- Required work
Go over the data below and say how many lines hold the word "MERGED". Only the number is needed.

Excerpts from an interface dataset

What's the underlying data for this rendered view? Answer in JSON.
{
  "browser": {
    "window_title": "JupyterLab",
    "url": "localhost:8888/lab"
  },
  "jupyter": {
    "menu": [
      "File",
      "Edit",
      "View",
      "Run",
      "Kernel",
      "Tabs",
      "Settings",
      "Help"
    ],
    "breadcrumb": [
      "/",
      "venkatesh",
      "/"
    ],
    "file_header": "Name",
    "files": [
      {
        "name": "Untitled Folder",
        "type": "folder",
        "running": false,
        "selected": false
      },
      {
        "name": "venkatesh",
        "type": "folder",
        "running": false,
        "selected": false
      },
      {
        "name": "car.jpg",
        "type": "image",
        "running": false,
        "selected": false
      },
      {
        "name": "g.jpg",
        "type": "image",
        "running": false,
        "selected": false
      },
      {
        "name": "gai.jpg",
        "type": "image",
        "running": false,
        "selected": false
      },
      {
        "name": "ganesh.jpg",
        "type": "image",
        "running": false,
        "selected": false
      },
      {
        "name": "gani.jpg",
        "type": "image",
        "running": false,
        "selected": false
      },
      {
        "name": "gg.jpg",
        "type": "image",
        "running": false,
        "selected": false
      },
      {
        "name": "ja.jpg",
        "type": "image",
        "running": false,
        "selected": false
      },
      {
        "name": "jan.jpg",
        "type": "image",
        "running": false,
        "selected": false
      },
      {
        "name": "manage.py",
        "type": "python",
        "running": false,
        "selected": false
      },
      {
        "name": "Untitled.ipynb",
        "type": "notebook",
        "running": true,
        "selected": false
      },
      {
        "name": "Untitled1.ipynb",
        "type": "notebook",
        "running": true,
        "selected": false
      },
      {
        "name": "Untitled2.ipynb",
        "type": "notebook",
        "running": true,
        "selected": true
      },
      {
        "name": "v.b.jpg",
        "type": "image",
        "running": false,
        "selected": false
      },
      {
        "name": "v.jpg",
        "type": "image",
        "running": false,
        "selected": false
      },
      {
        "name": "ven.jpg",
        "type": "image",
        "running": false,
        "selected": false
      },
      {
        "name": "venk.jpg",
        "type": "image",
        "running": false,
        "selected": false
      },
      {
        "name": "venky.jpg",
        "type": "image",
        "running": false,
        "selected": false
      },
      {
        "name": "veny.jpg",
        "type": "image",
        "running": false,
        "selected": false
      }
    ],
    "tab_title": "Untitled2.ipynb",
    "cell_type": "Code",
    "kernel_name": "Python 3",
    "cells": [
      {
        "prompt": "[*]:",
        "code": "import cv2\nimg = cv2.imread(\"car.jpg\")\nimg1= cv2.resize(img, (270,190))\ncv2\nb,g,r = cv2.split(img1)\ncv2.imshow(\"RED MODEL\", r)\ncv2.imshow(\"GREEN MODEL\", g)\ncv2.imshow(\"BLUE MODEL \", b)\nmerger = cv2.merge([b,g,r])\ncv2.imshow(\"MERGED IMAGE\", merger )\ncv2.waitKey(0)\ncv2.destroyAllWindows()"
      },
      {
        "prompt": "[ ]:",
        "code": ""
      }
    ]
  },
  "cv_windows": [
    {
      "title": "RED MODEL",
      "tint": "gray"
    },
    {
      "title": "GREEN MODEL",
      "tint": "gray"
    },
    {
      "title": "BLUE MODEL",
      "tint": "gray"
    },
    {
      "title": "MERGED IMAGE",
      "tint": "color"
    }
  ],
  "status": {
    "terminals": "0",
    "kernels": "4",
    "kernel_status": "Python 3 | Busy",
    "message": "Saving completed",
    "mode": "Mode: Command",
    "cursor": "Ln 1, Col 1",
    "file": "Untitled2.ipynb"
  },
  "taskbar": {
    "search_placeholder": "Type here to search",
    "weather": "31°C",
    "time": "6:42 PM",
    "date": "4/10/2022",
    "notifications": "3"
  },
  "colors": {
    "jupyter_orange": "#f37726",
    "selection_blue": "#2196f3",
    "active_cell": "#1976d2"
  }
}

- Answer space
2